GOP senator: Inaction on DACA is 'an indictment of us in Congress'
As the battle over the future of President Barack Obama’s Deferred Action for Childhood Arrivals program continues to wind through the federal court system, members of Congress remain frustrated by the legislative branch’s failure to address the issue.
“We do want this debate to happen and we do believe the American people deserve their member of Congress doing their job and taking up legislation, debating it, making changes to it, and voting on it,” said Rep. David Valadao, R-Calif.
President Donald Trump announced last fall that he would end the program, which provided legal protection for undocumented immigrants brought to the U.S. as children, in March, but his executive order to do so has since been entangled in lawsuits.
A third federal judge blocked Trump’s efforts to shut down the program Tuesday, ruling that the Department of Homeland Security must start accepting new applications. That order is delayed 90 days, though, giving the administration time to file a new memo arguing its position.
White House Press Secretary Sarah Sanders called the ruling "horrible news for our national security."
Previously, other judges had ordered the Trump administration to continue processing renewals for those already in the program.
According to Rep. Rodney Davis, R-Ill., those rulings removed the urgency that could have precipitated a breakthrough on the issue.
“I wish the courts would have left the original deadline in March because Congress would have been able to work in a bipartisan way to fix the program,” he said.
However, Sen. Catherine Cortez Masto, D-Nev., said the courts are rightly taking up the matter because bipartisan efforts in Congress were derailed by politics.
“They are the backstop,” she said. They are protecting our Dreamers and our families, and they will continue to do so.”
Even as he sought to end DACA, President Trump has publicly urged Congress to act to protect so-called Dreamers as part of a broader package that would also reform border security and legal immigration policies. Democrats have offered funding for Trump’s much-promised border wall in exchange for permanent legal status for Dreamers, but the two sides have so far been unable to reach an agreement.
In February, the Senate held a multiday floor debate and a series of votes on proposed compromises, but none received enough support to pass. Bipartisan proposals opposed by the president won more votes than the conservative measures backed by the White House, though.

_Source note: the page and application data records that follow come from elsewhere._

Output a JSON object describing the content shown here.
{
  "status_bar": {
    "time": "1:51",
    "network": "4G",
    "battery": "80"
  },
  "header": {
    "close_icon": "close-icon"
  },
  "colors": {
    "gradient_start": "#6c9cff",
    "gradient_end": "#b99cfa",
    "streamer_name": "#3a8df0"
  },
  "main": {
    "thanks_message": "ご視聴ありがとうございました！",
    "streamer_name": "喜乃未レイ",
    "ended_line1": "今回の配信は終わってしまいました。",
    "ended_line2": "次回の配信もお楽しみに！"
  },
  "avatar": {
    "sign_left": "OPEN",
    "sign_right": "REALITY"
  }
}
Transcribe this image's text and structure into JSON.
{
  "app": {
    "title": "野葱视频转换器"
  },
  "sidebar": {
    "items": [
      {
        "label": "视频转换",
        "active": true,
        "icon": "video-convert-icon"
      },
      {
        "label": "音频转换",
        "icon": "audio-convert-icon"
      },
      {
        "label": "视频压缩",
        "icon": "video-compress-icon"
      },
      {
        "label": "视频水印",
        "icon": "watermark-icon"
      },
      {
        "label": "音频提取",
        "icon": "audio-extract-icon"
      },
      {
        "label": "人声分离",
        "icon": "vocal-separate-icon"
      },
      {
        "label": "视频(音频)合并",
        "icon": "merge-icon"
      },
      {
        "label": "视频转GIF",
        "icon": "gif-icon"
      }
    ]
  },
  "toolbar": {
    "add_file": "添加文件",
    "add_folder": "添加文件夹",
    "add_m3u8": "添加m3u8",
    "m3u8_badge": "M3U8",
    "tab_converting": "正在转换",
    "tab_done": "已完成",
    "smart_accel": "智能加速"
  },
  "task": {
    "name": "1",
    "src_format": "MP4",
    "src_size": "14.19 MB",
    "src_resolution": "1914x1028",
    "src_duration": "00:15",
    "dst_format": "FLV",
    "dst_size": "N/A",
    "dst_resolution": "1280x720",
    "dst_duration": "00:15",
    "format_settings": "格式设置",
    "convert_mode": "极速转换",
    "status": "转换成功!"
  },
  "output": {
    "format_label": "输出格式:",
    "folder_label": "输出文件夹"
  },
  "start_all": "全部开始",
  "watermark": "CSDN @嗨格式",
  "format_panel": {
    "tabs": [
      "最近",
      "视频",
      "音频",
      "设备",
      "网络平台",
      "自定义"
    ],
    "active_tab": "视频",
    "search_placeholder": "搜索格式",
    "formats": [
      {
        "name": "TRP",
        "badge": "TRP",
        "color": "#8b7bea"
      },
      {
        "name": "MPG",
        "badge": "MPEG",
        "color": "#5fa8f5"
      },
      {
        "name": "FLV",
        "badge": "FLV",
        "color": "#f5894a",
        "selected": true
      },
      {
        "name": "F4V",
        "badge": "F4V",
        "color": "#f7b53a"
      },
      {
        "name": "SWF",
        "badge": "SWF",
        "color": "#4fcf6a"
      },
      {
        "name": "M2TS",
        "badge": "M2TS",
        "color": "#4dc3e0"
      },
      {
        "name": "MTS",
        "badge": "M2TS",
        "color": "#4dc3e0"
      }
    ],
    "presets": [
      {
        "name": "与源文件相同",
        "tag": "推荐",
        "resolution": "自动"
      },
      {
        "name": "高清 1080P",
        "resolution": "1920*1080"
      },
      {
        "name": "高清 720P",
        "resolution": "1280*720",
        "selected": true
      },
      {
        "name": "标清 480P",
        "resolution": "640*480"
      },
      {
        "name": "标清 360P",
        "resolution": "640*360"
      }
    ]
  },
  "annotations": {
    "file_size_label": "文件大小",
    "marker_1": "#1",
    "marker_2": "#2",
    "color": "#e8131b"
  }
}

Sen. Johnny Isakson, R-Ga., placed blame on Democrats for the chamber’s immigration gridlock.
“I’m terribly disappointed in what the Democrats did when we had the chance to get relief for the 1.8 million kids that we had relief for and made a deal with on the wall,” he said.
In the highly partisan atmosphere leading up to the midterm elections, Isakson suggested that may have been the last opportunity for progress this year.
“When that failed, it pretty much sent the signal to me that politics is going to drive immigration again this year, which means nothing will get done,” he said. “That’s an indictment of us in Congress.”
Democrats stress that this crisis was precipitated by the Trump administration’s decision to stop defending the legality of the program against legal challenges by Republican-led states.
In the ruling issued Tuesday, Judge John Bates concluded that DHS had failed to "adequately explain its conclusion that the program was unlawful” and that the decision to shutter DACA was “arbitrary and capricious.”
In a statement, the Justice Department maintained that DHS acted within its lawful authority to promote and enforce the rule of law.
“The Justice Department will continue to vigorously defend this position, and looks forward to vindicating its position in further litigation,” a spokesperson said.
Meanwhile, in the House, a bipartisan proposal to bring several measures to the floor for debate continues to gain steam. According to Valadao, the plan to hold a “queen of the hill” debate on immigration has more than 50 Republican co-sponsors and broad Democratic support.
“We’re just trying to get enough support so leadership will pay attention,” he said.
Similar to the immigration debate the Senate held in February, this plan would put four bills up for votes and the one that gets the most would pass. These would include legislation sponsored by Rep. Bob Goodlatte, R-Va., that meets all of President Trump’s demands; a version of the DREAM Act, a bipartisan bill that has languished in Congress for years; another bipartisan bill cosponsored by Valadao that focuses narrowly on Dreamers and increased border security; and whatever legislation Speaker Paul Ryan wants to introduce.
“It forces Congress to do its job and bring the bills up on the floor,” Valadao said of the queen of the hill proposal. “There is the ability to make amendments and changes and then move them on.”
There is no guarantee that any legislation passed through this process would have the votes to get through the Senate or the support of the president, but Valadao said it at least would give House members who want to solve this problem a chance at getting something to Trump’s desk for a signature.
Others have much lower expectations.
“I do not believe that immigration reform will happen,” said Rep. Dina Titus, D-Nev. “They’re not going to do it now before the election. Republicans have made that pretty clear.”
Though Isakson shares Titus’ pessimism about Congress getting anything done before November, he also suggested that lawmakers are abdicating their responsibility by leaving important issues like DACA in the hands of the courts.
“We should have the will and fortitude to see it get done, not protract it,” he said. “And that’s what we should have done on DACA.”